__ACTIVITY__.
Filter these entries so that only lines with the word "doorway" remain.

━━ THE DATA ━━

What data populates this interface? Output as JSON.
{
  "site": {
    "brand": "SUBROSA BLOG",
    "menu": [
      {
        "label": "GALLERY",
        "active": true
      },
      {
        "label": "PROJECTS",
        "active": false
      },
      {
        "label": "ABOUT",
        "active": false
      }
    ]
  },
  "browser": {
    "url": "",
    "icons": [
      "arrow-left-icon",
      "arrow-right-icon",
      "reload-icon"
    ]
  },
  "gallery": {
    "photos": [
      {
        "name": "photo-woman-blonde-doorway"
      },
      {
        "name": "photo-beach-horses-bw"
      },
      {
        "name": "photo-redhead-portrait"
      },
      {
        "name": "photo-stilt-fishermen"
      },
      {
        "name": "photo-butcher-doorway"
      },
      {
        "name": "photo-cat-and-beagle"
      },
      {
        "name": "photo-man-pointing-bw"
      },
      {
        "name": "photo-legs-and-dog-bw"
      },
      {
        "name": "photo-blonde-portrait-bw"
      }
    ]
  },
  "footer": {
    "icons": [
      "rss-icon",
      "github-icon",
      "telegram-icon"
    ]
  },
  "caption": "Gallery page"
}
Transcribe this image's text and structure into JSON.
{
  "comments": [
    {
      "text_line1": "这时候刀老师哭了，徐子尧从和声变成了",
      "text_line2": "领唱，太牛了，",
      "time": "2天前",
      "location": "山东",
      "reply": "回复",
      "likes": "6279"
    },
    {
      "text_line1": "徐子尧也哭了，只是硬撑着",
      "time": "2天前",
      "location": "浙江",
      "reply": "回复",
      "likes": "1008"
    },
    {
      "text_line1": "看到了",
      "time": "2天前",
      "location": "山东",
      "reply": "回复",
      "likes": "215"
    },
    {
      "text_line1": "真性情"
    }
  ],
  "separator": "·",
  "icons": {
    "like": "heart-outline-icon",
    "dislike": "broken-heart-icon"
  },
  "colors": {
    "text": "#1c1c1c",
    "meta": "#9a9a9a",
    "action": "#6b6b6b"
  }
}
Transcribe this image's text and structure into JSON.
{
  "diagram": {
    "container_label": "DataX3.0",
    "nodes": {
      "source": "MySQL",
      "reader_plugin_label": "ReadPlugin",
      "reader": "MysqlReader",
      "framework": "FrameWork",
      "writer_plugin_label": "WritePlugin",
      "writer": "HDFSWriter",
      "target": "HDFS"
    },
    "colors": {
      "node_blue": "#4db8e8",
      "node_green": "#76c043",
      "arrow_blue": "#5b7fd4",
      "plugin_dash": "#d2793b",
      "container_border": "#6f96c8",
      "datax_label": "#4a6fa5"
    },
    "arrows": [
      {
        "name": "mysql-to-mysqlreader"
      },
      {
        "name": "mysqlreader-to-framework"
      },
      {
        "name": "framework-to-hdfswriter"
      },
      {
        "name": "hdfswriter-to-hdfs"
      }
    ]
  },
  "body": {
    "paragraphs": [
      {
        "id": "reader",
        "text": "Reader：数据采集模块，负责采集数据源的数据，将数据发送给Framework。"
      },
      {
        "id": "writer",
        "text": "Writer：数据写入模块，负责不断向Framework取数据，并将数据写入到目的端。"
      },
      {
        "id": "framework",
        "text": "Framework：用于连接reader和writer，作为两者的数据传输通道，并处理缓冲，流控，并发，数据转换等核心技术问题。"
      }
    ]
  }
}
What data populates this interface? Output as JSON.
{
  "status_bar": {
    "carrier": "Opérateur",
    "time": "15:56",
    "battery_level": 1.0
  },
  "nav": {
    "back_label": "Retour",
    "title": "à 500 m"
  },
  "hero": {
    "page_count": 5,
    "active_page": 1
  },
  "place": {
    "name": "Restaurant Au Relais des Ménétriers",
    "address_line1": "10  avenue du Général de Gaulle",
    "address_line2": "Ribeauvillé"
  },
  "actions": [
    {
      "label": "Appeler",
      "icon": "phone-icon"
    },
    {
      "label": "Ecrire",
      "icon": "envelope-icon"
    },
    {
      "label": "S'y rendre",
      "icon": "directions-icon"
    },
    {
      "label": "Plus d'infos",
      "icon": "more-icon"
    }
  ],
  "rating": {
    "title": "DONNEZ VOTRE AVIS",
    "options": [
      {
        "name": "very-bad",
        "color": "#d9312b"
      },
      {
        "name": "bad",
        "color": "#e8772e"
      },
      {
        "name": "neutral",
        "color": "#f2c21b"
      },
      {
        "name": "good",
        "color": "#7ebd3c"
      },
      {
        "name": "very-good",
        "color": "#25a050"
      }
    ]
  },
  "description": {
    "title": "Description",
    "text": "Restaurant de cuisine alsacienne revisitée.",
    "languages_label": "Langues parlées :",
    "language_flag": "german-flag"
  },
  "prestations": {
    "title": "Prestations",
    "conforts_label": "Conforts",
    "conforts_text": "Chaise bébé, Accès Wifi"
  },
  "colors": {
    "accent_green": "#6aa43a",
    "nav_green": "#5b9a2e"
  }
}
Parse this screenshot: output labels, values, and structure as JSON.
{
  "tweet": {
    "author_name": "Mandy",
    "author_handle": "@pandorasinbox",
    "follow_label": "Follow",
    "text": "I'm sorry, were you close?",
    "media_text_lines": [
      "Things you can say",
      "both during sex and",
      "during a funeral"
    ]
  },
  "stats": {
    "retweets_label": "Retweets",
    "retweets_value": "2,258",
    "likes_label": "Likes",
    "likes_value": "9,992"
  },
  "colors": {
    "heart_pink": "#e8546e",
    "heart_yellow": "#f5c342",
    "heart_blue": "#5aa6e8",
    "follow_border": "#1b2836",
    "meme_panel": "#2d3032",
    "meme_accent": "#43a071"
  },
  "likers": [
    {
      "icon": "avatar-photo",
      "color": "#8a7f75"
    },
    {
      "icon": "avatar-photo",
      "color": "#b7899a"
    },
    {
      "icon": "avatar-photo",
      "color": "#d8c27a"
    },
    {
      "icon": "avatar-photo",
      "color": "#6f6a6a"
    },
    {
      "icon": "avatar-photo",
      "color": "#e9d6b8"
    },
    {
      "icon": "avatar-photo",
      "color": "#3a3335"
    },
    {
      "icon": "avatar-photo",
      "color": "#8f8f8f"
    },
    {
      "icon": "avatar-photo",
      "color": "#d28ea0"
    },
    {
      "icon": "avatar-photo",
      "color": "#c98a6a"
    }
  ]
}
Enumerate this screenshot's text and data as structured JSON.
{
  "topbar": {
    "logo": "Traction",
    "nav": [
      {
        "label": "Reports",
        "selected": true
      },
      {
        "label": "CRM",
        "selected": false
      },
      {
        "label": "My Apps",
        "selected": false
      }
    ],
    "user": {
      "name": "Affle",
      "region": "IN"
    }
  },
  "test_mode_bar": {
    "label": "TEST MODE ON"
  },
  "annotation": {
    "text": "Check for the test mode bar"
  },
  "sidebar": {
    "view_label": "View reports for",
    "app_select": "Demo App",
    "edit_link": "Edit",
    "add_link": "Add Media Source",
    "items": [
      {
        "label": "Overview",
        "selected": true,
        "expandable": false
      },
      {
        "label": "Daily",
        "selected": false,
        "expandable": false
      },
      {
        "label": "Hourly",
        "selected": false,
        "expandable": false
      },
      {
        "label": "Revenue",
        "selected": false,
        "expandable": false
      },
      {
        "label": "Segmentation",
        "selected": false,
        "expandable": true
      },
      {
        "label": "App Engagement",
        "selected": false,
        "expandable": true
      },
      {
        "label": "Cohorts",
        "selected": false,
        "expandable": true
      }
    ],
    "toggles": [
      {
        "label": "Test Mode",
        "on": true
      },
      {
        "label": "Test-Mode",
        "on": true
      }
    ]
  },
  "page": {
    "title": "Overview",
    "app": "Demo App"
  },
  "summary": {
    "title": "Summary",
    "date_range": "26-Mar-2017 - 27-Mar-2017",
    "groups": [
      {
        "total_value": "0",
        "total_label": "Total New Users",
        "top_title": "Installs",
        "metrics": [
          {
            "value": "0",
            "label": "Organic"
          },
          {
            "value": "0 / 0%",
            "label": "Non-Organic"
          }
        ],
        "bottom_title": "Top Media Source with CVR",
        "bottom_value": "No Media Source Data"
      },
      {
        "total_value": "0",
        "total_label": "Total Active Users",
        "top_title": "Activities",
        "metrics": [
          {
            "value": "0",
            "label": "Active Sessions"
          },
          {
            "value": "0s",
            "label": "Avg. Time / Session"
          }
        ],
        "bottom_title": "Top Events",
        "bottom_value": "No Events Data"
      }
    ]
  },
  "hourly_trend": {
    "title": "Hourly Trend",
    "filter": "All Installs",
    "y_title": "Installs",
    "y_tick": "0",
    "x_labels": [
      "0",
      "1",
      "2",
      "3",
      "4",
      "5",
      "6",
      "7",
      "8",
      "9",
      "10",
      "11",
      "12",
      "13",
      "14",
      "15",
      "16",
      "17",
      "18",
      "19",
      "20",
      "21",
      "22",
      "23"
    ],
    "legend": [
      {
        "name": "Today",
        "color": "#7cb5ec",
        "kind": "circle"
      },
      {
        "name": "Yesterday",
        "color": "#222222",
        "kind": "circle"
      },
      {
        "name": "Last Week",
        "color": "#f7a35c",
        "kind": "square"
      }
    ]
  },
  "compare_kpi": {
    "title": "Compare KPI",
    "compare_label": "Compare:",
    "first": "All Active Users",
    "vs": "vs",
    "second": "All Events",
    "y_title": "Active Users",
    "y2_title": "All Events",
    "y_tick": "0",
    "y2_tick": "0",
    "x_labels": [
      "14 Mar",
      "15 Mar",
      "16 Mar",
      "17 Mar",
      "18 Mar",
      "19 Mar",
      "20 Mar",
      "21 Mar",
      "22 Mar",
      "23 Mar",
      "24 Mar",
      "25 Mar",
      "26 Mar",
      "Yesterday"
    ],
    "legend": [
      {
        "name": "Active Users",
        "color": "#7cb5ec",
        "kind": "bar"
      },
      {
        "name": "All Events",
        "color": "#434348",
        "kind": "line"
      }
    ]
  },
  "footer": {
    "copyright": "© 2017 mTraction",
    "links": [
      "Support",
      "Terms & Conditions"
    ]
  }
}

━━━

__OUTPUT__.
        "name": "photo-woman-blonde-doorway"
        "name": "photo-butcher-doorway"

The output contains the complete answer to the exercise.